*** Opening of DATA LISTING ***
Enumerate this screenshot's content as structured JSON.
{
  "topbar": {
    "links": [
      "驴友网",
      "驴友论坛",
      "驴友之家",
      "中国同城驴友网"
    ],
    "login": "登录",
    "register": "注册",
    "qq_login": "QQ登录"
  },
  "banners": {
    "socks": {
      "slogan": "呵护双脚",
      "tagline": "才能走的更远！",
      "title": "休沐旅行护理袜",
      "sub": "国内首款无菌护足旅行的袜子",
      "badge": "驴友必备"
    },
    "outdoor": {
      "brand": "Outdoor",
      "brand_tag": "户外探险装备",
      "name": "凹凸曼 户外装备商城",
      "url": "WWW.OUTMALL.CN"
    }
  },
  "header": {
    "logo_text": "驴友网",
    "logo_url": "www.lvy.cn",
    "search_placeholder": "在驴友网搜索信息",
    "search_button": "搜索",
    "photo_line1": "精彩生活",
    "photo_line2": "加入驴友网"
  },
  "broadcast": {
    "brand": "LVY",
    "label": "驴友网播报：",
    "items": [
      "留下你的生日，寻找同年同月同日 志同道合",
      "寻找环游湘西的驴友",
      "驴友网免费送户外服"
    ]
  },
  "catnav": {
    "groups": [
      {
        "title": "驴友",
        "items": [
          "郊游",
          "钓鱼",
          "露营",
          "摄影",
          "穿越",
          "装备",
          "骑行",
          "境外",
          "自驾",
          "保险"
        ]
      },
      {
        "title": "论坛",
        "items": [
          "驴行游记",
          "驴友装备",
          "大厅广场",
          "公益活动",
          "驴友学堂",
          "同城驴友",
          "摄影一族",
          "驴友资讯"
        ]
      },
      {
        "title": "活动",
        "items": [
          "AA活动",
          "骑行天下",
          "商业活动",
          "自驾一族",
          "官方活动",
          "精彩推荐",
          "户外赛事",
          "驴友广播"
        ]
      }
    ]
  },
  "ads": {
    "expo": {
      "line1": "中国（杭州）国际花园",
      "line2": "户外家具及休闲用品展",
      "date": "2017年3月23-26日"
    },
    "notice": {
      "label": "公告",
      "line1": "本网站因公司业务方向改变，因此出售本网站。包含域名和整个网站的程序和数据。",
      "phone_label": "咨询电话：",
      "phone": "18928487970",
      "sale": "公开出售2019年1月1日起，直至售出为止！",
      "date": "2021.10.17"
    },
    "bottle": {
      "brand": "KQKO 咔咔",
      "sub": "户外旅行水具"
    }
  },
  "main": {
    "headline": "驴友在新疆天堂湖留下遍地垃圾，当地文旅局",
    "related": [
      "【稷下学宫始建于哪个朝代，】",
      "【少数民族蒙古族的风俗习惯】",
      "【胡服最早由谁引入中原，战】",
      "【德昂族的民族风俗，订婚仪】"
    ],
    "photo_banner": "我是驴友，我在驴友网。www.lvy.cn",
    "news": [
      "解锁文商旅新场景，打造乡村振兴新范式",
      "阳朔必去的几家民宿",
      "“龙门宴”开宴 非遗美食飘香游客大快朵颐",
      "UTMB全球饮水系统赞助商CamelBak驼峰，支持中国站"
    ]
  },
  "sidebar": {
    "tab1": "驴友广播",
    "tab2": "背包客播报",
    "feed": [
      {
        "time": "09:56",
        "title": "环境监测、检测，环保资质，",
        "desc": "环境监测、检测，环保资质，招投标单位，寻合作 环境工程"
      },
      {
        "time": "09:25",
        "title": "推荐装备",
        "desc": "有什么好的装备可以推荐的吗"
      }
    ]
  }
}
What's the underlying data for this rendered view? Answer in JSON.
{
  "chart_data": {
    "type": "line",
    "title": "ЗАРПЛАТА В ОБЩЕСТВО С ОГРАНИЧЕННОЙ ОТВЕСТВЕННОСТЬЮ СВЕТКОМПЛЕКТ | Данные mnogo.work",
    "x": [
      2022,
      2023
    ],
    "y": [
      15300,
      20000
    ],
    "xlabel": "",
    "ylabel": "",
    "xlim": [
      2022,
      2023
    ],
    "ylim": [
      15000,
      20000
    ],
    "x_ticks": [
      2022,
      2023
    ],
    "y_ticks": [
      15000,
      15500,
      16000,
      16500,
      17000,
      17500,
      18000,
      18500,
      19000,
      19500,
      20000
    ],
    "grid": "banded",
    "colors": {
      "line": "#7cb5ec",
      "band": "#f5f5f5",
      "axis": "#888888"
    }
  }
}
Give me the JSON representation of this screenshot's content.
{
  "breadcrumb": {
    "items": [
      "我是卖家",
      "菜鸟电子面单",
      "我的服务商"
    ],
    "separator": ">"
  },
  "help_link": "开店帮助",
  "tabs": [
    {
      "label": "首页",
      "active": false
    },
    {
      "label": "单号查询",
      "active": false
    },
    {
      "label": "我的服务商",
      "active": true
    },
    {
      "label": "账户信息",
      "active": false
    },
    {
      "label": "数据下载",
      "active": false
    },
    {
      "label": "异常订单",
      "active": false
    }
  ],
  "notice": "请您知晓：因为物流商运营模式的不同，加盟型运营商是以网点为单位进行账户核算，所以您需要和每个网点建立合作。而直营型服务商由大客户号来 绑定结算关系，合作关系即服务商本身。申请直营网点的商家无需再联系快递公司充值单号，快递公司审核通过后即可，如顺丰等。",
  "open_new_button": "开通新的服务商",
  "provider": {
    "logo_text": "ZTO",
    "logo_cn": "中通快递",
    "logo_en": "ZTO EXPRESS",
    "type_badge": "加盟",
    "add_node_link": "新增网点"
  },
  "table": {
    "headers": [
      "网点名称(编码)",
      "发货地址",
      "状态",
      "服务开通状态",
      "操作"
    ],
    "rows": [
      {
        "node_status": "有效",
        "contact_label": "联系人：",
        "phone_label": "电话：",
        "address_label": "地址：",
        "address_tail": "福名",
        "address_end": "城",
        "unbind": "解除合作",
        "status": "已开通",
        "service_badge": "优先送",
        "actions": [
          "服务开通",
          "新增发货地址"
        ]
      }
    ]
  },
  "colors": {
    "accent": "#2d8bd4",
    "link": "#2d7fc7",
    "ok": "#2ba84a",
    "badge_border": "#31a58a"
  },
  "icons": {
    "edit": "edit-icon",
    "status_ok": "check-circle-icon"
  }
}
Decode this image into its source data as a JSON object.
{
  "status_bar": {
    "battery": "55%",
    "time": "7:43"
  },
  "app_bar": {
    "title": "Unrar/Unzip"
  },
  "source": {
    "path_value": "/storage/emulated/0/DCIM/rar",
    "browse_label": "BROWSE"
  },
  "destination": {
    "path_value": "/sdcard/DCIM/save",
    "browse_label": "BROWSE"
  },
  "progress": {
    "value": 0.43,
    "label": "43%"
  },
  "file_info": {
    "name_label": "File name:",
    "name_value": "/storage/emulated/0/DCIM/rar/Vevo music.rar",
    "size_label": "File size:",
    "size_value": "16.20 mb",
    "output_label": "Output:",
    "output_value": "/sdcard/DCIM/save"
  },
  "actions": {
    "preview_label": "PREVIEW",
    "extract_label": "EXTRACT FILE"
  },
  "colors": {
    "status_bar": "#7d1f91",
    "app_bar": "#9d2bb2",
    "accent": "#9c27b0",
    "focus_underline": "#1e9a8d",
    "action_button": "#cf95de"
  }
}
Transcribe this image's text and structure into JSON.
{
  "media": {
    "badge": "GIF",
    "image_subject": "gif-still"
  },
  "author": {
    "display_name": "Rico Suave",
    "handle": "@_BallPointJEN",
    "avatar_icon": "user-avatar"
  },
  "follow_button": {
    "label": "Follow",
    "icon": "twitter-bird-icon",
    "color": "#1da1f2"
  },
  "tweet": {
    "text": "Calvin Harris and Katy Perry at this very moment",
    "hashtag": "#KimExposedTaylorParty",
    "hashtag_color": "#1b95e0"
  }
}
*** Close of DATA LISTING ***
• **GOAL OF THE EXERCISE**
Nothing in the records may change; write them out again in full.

• **RESULT OF THIS EXERCISE**
Enumerate this screenshot's content as structured JSON.
{
  "topbar": {
    "links": [
      "驴友网",
      "驴友论坛",
      "驴友之家",
      "中国同城驴友网"
    ],
    "login": "登录",
    "register": "注册",
    "qq_login": "QQ登录"
  },
  "banners": {
    "socks": {
      "slogan": "呵护双脚",
      "tagline": "才能走的更远！",
      "title": "休沐旅行护理袜",
      "sub": "国内首款无菌护足旅行的袜子",
      "badge": "驴友必备"
    },
    "outdoor": {
      "brand": "Outdoor",
      "brand_tag": "户外探险装备",
      "name": "凹凸曼 户外装备商城",
      "url": "WWW.OUTMALL.CN"
    }
  },
  "header": {
    "logo_text": "驴友网",
    "logo_url": "www.lvy.cn",
    "search_placeholder": "在驴友网搜索信息",
    "search_button": "搜索",
    "photo_line1": "精彩生活",
    "photo_line2": "加入驴友网"
  },
  "broadcast": {
    "brand": "LVY",
    "label": "驴友网播报：",
    "items": [
      "留下你的生日，寻找同年同月同日 志同道合",
      "寻找环游湘西的驴友",
      "驴友网免费送户外服"
    ]
  },
  "catnav": {
    "groups": [
      {
        "title": "驴友",
        "items": [
          "郊游",
          "钓鱼",
          "露营",
          "摄影",
          "穿越",
          "装备",
          "骑行",
          "境外",
          "自驾",
          "保险"
        ]
      },
      {
        "title": "论坛",
        "items": [
          "驴行游记",
          "驴友装备",
          "大厅广场",
          "公益活动",
          "驴友学堂",
          "同城驴友",
          "摄影一族",
          "驴友资讯"
        ]
      },
      {
        "title": "活动",
        "items": [
          "AA活动",
          "骑行天下",
          "商业活动",
          "自驾一族",
          "官方活动",
          "精彩推荐",
          "户外赛事",
          "驴友广播"
        ]
      }
    ]
  },
  "ads": {
    "expo": {
      "line1": "中国（杭州）国际花园",
      "line2": "户外家具及休闲用品展",
      "date": "2017年3月23-26日"
    },
    "notice": {
      "label": "公告",
      "line1": "本网站因公司业务方向改变，因此出售本网站。包含域名和整个网站的程序和数据。",
      "phone_label": "咨询电话：",
      "phone": "18928487970",
      "sale": "公开出售2019年1月1日起，直至售出为止！",
      "date": "2021.10.17"
    },
    "bottle": {
      "brand": "KQKO 咔咔",
      "sub": "户外旅行水具"
    }
  },
  "main": {
    "headline": "驴友在新疆天堂湖留下遍地垃圾，当地文旅局",
    "related": [
      "【稷下学宫始建于哪个朝代，】",
      "【少数民族蒙古族的风俗习惯】",
      "【胡服最早由谁引入中原，战】",
      "【德昂族的民族风俗，订婚仪】"
    ],
    "photo_banner": "我是驴友，我在驴友网。www.lvy.cn",
    "news": [
      "解锁文商旅新场景，打造乡村振兴新范式",
      "阳朔必去的几家民宿",
      "“龙门宴”开宴 非遗美食飘香游客大快朵颐",
      "UTMB全球饮水系统赞助商CamelBak驼峰，支持中国站"
    ]
  },
  "sidebar": {
    "tab1": "驴友广播",
    "tab2": "背包客播报",
    "feed": [
      {
        "time": "09:56",
        "title": "环境监测、检测，环保资质，",
        "desc": "环境监测、检测，环保资质，招投标单位，寻合作 环境工程"
      },
      {
        "time": "09:25",
        "title": "推荐装备",
        "desc": "有什么好的装备可以推荐的吗"
      }
    ]
  }
}
What's the underlying data for this rendered view? Answer in JSON.
{
  "chart_data": {
    "type": "line",
    "title": "ЗАРПЛАТА В ОБЩЕСТВО С ОГРАНИЧЕННОЙ ОТВЕСТВЕННОСТЬЮ СВЕТКОМПЛЕКТ | Данные mnogo.work",
    "x": [
      2022,
      2023
    ],
    "y": [
      15300,
      20000
    ],
    "xlabel": "",
    "ylabel": "",
    "xlim": [
      2022,
      2023
    ],
    "ylim": [
      15000,
      20000
    ],
    "x_ticks": [
      2022,
      2023
    ],
    "y_ticks": [
      15000,
      15500,
      16000,
      16500,
      17000,
      17500,
      18000,
      18500,
      19000,
      19500,
      20000
    ],
    "grid": "banded",
    "colors": {
      "line": "#7cb5ec",
      "band": "#f5f5f5",
      "axis": "#888888"
    }
  }
}
Give me the JSON representation of this screenshot's content.
{
  "breadcrumb": {
    "items": [
      "我是卖家",
      "菜鸟电子面单",
      "我的服务商"
    ],
    "separator": ">"
  },
  "help_link": "开店帮助",
  "tabs": [
    {
      "label": "首页",
      "active": false
    },
    {
      "label": "单号查询",
      "active": false
    },
    {
      "label": "我的服务商",
      "active": true
    },
    {
      "label": "账户信息",
      "active": false
    },
    {
      "label": "数据下载",
      "active": false
    },
    {
      "label": "异常订单",
      "active": false
    }
  ],
  "notice": "请您知晓：因为物流商运营模式的不同，加盟型运营商是以网点为单位进行账户核算，所以您需要和每个网点建立合作。而直营型服务商由大客户号来 绑定结算关系，合作关系即服务商本身。申请直营网点的商家无需再联系快递公司充值单号，快递公司审核通过后即可，如顺丰等。",
  "open_new_button": "开通新的服务商",
  "provider": {
    "logo_text": "ZTO",
    "logo_cn": "中通快递",
    "logo_en": "ZTO EXPRESS",
    "type_badge": "加盟",
    "add_node_link": "新增网点"
  },
  "table": {
    "headers": [
      "网点名称(编码)",
      "发货地址",
      "状态",
      "服务开通状态",
      "操作"
    ],
    "rows": [
      {
        "node_status": "有效",
        "contact_label": "联系人：",
        "phone_label": "电话：",
        "address_label": "地址：",
        "address_tail": "福名",
        "address_end": "城",
        "unbind": "解除合作",
        "status": "已开通",
        "service_badge": "优先送",
        "actions": [
          "服务开通",
          "新增发货地址"
        ]
      }
    ]
  },
  "colors": {
    "accent": "#2d8bd4",
    "link": "#2d7fc7",
    "ok": "#2ba84a",
    "badge_border": "#31a58a"
  },
  "icons": {
    "edit": "edit-icon",
    "status_ok": "check-circle-icon"
  }
}
Decode this image into its source data as a JSON object.
{
  "status_bar": {
    "battery": "55%",
    "time": "7:43"
  },
  "app_bar": {
    "title": "Unrar/Unzip"
  },
  "source": {
    "path_value": "/storage/emulated/0/DCIM/rar",
    "browse_label": "BROWSE"
  },
  "destination": {
    "path_value": "/sdcard/DCIM/save",
    "browse_label": "BROWSE"
  },
  "progress": {
    "value": 0.43,
    "label": "43%"
  },
  "file_info": {
    "name_label": "File name:",
    "name_value": "/storage/emulated/0/DCIM/rar/Vevo music.rar",
    "size_label": "File size:",
    "size_value": "16.20 mb",
    "output_label": "Output:",
    "output_value": "/sdcard/DCIM/save"
  },
  "actions": {
    "preview_label": "PREVIEW",
    "extract_label": "EXTRACT FILE"
  },
  "colors": {
    "status_bar": "#7d1f91",
    "app_bar": "#9d2bb2",
    "accent": "#9c27b0",
    "focus_underline": "#1e9a8d",
    "action_button": "#cf95de"
  }
}
Transcribe this image's text and structure into JSON.
{
  "media": {
    "badge": "GIF",
    "image_subject": "gif-still"
  },
  "author": {
    "display_name": "Rico Suave",
    "handle": "@_BallPointJEN",
    "avatar_icon": "user-avatar"
  },
  "follow_button": {
    "label": "Follow",
    "icon": "twitter-bird-icon",
    "color": "#1da1f2"
  },
  "tweet": {
    "text": "Calvin Harris and Katy Perry at this very moment",
    "hashtag": "#KimExposedTaylorParty",
    "hashtag_color": "#1b95e0"
  }
}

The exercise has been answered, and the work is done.